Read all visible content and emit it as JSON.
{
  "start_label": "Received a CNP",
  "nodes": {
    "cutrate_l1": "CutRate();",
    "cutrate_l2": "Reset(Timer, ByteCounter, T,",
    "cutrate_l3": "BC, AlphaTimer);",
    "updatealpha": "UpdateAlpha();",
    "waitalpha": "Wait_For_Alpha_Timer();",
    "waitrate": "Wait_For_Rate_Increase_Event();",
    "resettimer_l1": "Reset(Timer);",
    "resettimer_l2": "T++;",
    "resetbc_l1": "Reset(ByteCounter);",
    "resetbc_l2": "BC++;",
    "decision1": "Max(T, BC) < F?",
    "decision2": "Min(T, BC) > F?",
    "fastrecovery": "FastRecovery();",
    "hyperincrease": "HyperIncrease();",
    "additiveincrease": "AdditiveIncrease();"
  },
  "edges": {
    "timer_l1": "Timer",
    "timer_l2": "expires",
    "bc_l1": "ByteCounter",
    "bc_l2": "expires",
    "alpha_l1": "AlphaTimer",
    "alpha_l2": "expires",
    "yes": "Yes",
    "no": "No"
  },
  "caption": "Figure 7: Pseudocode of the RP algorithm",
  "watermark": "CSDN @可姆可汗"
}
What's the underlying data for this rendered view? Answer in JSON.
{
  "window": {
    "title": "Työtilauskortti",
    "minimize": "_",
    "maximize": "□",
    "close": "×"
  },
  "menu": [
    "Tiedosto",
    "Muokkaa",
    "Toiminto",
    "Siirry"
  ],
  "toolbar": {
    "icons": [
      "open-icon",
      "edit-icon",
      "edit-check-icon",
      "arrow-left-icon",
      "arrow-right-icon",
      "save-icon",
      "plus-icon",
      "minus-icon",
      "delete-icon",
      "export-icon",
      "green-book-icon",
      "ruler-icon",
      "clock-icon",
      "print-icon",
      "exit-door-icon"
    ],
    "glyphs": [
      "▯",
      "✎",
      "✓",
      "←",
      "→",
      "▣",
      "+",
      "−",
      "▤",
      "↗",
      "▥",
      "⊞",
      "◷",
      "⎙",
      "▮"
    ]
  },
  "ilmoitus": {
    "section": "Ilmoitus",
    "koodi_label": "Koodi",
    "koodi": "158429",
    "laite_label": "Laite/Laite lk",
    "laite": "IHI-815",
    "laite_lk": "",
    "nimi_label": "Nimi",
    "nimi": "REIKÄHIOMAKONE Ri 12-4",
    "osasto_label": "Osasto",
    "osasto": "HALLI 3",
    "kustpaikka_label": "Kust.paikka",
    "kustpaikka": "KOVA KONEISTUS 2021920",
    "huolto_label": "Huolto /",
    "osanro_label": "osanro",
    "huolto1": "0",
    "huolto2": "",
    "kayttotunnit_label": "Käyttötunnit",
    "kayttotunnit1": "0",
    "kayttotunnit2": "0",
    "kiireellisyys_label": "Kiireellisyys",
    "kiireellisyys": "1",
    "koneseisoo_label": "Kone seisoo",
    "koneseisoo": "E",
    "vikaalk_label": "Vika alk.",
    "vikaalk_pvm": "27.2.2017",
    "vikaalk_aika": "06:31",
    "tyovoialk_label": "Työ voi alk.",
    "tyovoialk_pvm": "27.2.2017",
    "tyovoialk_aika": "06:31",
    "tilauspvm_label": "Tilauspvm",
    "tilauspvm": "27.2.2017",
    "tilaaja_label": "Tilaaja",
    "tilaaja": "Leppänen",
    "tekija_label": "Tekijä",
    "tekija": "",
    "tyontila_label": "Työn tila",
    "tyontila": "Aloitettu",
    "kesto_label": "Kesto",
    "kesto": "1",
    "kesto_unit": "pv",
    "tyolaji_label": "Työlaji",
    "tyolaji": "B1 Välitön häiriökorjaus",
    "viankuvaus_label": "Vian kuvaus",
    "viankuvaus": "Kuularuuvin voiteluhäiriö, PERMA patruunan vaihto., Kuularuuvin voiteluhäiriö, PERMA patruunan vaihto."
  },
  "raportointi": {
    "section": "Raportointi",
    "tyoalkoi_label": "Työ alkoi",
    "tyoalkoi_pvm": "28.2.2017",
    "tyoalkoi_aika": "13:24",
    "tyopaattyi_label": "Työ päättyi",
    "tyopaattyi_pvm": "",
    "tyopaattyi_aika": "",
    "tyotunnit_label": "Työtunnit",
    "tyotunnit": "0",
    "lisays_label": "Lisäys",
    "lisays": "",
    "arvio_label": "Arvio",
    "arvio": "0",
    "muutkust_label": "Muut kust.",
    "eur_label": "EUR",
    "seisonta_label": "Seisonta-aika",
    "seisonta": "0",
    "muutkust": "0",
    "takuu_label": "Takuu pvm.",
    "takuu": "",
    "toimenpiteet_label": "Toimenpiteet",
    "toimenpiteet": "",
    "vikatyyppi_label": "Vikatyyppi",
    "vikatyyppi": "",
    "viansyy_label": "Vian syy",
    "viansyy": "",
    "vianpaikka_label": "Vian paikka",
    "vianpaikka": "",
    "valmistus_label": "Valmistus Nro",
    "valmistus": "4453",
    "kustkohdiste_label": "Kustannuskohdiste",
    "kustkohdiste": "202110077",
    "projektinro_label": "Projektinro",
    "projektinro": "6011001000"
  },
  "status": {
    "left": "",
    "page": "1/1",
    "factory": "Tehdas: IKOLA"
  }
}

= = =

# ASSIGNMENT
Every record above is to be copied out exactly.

# RESPONSE FOR THIS EXERCISE
Read all visible content and emit it as JSON.
{
  "start_label": "Received a CNP",
  "nodes": {
    "cutrate_l1": "CutRate();",
    "cutrate_l2": "Reset(Timer, ByteCounter, T,",
    "cutrate_l3": "BC, AlphaTimer);",
    "updatealpha": "UpdateAlpha();",
    "waitalpha": "Wait_For_Alpha_Timer();",
    "waitrate": "Wait_For_Rate_Increase_Event();",
    "resettimer_l1": "Reset(Timer);",
    "resettimer_l2": "T++;",
    "resetbc_l1": "Reset(ByteCounter);",
    "resetbc_l2": "BC++;",
    "decision1": "Max(T, BC) < F?",
    "decision2": "Min(T, BC) > F?",
    "fastrecovery": "FastRecovery();",
    "hyperincrease": "HyperIncrease();",
    "additiveincrease": "AdditiveIncrease();"
  },
  "edges": {
    "timer_l1": "Timer",
    "timer_l2": "expires",
    "bc_l1": "ByteCounter",
    "bc_l2": "expires",
    "alpha_l1": "AlphaTimer",
    "alpha_l2": "expires",
    "yes": "Yes",
    "no": "No"
  },
  "caption": "Figure 7: Pseudocode of the RP algorithm",
  "watermark": "CSDN @可姆可汗"
}
What's the underlying data for this rendered view? Answer in JSON.
{
  "window": {
    "title": "Työtilauskortti",
    "minimize": "_",
    "maximize": "□",
    "close": "×"
  },
  "menu": [
    "Tiedosto",
    "Muokkaa",
    "Toiminto",
    "Siirry"
  ],
  "toolbar": {
    "icons": [
      "open-icon",
      "edit-icon",
      "edit-check-icon",
      "arrow-left-icon",
      "arrow-right-icon",
      "save-icon",
      "plus-icon",
      "minus-icon",
      "delete-icon",
      "export-icon",
      "green-book-icon",
      "ruler-icon",
      "clock-icon",
      "print-icon",
      "exit-door-icon"
    ],
    "glyphs": [
      "▯",
      "✎",
      "✓",
      "←",
      "→",
      "▣",
      "+",
      "−",
      "▤",
      "↗",
      "▥",
      "⊞",
      "◷",
      "⎙",
      "▮"
    ]
  },
  "ilmoitus": {
    "section": "Ilmoitus",
    "koodi_label": "Koodi",
    "koodi": "158429",
    "laite_label": "Laite/Laite lk",
    "laite": "IHI-815",
    "laite_lk": "",
    "nimi_label": "Nimi",
    "nimi": "REIKÄHIOMAKONE Ri 12-4",
    "osasto_label": "Osasto",
    "osasto": "HALLI 3",
    "kustpaikka_label": "Kust.paikka",
    "kustpaikka": "KOVA KONEISTUS 2021920",
    "huolto_label": "Huolto /",
    "osanro_label": "osanro",
    "huolto1": "0",
    "huolto2": "",
    "kayttotunnit_label": "Käyttötunnit",
    "kayttotunnit1": "0",
    "kayttotunnit2": "0",
    "kiireellisyys_label": "Kiireellisyys",
    "kiireellisyys": "1",
    "koneseisoo_label": "Kone seisoo",
    "koneseisoo": "E",
    "vikaalk_label": "Vika alk.",
    "vikaalk_pvm": "27.2.2017",
    "vikaalk_aika": "06:31",
    "tyovoialk_label": "Työ voi alk.",
    "tyovoialk_pvm": "27.2.2017",
    "tyovoialk_aika": "06:31",
    "tilauspvm_label": "Tilauspvm",
    "tilauspvm": "27.2.2017",
    "tilaaja_label": "Tilaaja",
    "tilaaja": "Leppänen",
    "tekija_label": "Tekijä",
    "tekija": "",
    "tyontila_label": "Työn tila",
    "tyontila": "Aloitettu",
    "kesto_label": "Kesto",
    "kesto": "1",
    "kesto_unit": "pv",
    "tyolaji_label": "Työlaji",
    "tyolaji": "B1 Välitön häiriökorjaus",
    "viankuvaus_label": "Vian kuvaus",
    "viankuvaus": "Kuularuuvin voiteluhäiriö, PERMA patruunan vaihto., Kuularuuvin voiteluhäiriö, PERMA patruunan vaihto."
  },
  "raportointi": {
    "section": "Raportointi",
    "tyoalkoi_label": "Työ alkoi",
    "tyoalkoi_pvm": "28.2.2017",
    "tyoalkoi_aika": "13:24",
    "tyopaattyi_label": "Työ päättyi",
    "tyopaattyi_pvm": "",
    "tyopaattyi_aika": "",
    "tyotunnit_label": "Työtunnit",
    "tyotunnit": "0",
    "lisays_label": "Lisäys",
    "lisays": "",
    "arvio_label": "Arvio",
    "arvio": "0",
    "muutkust_label": "Muut kust.",
    "eur_label": "EUR",
    "seisonta_label": "Seisonta-aika",
    "seisonta": "0",
    "muutkust": "0",
    "takuu_label": "Takuu pvm.",
    "takuu": "",
    "toimenpiteet_label": "Toimenpiteet",
    "toimenpiteet": "",
    "vikatyyppi_label": "Vikatyyppi",
    "vikatyyppi": "",
    "viansyy_label": "Vian syy",
    "viansyy": "",
    "vianpaikka_label": "Vian paikka",
    "vianpaikka": "",
    "valmistus_label": "Valmistus Nro",
    "valmistus": "4453",
    "kustkohdiste_label": "Kustannuskohdiste",
    "kustkohdiste": "202110077",
    "projektinro_label": "Projektinro",
    "projektinro": "6011001000"
  },
  "status": {
    "left": "",
    "page": "1/1",
    "factory": "Tehdas: IKOLA"
  }
}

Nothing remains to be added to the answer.